> **Material for this exercise**:
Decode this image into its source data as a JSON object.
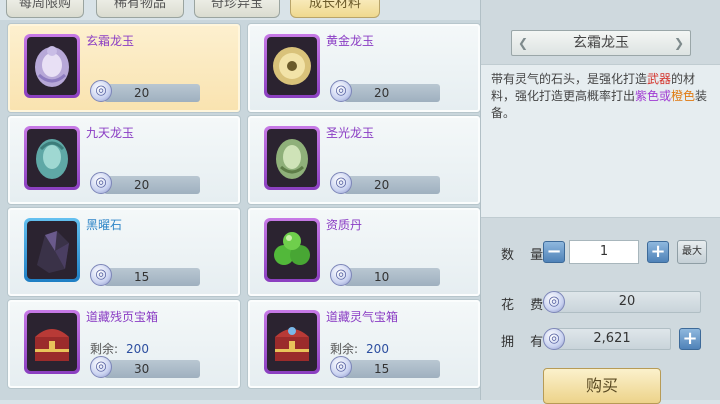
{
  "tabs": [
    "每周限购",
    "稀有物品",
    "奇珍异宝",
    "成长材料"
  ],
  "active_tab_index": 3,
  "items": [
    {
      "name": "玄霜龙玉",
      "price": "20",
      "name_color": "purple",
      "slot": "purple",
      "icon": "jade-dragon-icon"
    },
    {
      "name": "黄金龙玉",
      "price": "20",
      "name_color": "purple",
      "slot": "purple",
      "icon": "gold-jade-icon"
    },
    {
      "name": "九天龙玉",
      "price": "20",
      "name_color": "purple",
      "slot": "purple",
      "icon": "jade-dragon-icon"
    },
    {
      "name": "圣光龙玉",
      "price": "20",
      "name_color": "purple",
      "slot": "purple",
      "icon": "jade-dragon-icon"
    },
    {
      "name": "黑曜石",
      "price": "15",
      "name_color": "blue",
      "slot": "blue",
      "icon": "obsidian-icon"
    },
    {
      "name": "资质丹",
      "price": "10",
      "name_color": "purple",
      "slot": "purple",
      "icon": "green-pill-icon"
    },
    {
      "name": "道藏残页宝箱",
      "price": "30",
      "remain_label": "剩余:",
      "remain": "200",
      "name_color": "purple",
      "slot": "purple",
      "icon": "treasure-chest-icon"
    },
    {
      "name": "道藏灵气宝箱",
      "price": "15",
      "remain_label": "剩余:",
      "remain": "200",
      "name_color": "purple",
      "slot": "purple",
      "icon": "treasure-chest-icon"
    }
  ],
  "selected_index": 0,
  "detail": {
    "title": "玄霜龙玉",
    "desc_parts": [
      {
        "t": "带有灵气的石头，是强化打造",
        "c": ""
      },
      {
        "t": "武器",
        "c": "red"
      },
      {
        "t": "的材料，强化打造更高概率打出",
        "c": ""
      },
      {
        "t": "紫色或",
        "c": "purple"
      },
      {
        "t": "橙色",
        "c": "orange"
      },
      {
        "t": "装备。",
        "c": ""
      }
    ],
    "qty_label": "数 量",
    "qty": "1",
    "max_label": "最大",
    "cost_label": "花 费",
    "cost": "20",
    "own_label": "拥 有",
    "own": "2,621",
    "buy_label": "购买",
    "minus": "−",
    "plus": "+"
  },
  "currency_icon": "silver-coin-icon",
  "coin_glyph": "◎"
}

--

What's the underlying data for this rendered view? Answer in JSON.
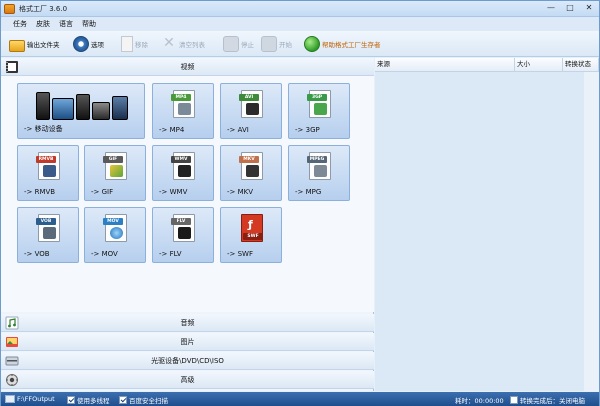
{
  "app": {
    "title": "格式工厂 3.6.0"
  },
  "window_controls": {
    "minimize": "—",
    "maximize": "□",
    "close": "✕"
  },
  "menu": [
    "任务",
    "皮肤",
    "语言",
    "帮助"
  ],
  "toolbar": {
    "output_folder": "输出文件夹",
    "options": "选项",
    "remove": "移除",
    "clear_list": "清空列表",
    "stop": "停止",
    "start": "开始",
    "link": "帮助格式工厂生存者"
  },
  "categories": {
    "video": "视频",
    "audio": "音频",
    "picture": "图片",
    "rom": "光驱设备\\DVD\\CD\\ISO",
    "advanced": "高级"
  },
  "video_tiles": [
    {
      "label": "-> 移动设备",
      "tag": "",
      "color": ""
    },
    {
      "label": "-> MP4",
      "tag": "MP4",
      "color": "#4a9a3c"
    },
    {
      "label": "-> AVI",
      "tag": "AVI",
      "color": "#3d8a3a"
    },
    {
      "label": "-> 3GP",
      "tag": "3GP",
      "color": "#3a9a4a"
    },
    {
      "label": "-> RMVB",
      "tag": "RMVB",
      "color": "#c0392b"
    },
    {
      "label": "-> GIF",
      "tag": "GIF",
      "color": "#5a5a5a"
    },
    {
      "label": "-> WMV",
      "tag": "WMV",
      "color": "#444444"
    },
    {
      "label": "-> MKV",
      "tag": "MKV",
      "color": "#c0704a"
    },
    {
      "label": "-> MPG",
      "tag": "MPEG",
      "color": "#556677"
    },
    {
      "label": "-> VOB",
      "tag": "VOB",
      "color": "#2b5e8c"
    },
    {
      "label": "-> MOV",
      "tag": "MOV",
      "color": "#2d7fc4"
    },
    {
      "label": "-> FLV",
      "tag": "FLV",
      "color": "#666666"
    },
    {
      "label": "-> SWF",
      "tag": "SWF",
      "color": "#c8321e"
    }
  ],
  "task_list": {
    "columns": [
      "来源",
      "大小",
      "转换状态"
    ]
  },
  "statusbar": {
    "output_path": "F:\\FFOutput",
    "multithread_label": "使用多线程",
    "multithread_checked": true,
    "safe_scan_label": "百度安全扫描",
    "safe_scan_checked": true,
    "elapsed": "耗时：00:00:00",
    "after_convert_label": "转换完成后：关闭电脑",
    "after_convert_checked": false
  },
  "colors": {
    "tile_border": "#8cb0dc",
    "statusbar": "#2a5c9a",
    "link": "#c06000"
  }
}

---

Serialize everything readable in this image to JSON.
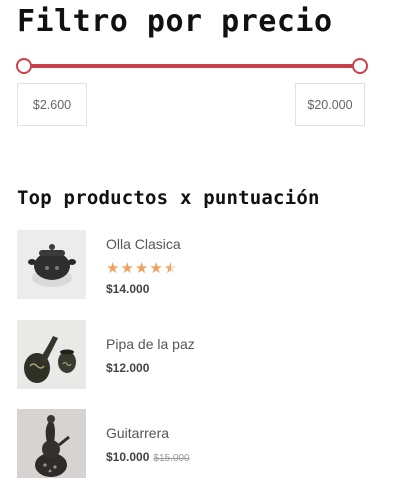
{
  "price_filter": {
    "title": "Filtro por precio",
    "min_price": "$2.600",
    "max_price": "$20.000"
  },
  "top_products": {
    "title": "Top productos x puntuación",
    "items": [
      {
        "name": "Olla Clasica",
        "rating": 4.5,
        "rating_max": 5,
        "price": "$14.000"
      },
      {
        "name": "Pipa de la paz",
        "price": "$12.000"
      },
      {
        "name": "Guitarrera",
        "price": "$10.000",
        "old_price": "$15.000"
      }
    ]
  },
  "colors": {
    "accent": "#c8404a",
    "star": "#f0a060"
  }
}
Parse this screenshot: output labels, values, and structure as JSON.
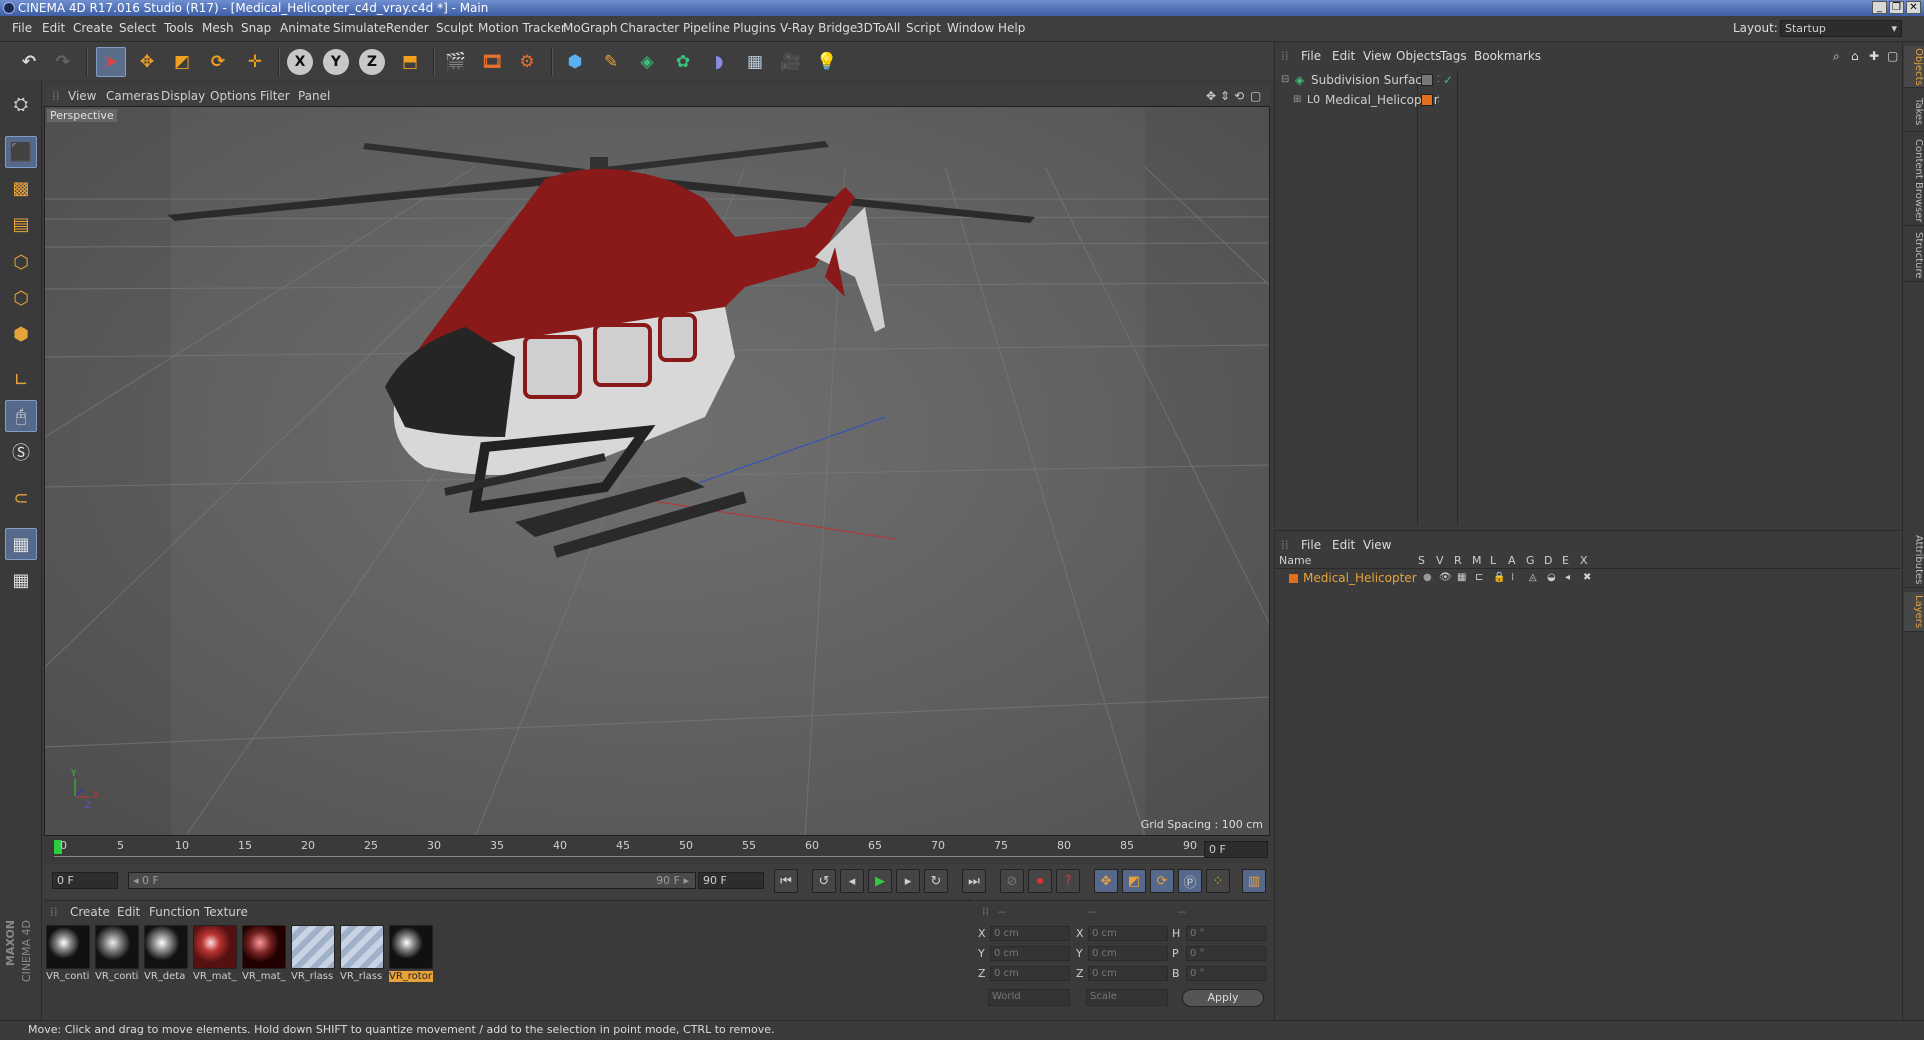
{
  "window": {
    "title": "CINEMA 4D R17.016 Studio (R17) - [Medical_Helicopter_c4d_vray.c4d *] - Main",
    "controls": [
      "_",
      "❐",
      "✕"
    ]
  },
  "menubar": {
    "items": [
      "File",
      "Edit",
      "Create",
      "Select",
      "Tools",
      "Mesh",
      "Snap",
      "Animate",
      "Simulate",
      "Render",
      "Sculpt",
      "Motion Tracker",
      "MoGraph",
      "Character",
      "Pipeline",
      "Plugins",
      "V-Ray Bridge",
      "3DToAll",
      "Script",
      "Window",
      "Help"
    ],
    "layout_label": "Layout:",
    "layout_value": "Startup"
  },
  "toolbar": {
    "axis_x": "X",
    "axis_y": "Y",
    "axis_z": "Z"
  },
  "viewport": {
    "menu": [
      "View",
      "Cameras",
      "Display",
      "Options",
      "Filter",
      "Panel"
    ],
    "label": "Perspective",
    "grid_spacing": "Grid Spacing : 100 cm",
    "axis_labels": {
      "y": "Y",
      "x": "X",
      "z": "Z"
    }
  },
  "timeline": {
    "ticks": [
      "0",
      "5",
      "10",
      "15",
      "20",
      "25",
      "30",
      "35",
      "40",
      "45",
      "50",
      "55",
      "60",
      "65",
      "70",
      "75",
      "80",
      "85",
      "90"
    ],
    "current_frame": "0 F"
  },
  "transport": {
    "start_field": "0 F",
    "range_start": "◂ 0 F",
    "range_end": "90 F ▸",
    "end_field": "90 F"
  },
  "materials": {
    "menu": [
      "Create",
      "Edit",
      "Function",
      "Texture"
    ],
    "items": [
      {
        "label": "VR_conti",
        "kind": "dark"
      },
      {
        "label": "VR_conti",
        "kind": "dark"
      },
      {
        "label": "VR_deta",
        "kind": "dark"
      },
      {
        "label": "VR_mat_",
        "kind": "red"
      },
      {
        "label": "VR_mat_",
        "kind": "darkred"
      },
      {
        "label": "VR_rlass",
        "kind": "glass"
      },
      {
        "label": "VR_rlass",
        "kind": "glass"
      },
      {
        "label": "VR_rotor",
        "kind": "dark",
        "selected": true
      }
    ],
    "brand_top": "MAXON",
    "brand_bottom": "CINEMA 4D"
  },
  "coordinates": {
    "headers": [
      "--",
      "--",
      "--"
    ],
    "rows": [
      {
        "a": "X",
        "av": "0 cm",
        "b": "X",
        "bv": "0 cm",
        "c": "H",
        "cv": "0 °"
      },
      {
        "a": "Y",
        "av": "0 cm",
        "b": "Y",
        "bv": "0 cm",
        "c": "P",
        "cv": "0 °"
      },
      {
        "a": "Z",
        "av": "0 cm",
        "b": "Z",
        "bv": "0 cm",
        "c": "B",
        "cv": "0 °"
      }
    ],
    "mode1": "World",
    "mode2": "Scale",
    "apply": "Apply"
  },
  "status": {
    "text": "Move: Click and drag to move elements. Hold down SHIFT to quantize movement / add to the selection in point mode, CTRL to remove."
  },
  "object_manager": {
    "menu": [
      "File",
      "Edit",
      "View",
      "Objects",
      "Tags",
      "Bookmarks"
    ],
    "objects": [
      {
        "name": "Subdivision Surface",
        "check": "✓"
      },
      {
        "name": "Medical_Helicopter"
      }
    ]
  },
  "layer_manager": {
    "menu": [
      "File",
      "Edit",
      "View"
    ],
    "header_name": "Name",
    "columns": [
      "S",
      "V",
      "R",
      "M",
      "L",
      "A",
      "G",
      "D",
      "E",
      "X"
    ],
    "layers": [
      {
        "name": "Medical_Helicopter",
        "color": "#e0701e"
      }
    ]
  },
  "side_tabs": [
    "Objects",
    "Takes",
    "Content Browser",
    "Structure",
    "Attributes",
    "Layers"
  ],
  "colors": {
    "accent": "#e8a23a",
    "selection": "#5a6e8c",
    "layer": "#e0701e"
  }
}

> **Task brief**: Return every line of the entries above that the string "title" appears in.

> **Exercise answer**:
    "title": "玄霜龙玉",
    "title": "格式工厂 3.6.0"
    "title": "Filtro por precio",
    "title": "Top productos x puntuación",
    "title": "CINEMA 4D R17.016 Studio (R17) - [Medical_Helicopter_c4d_vray.c4d *] - Main",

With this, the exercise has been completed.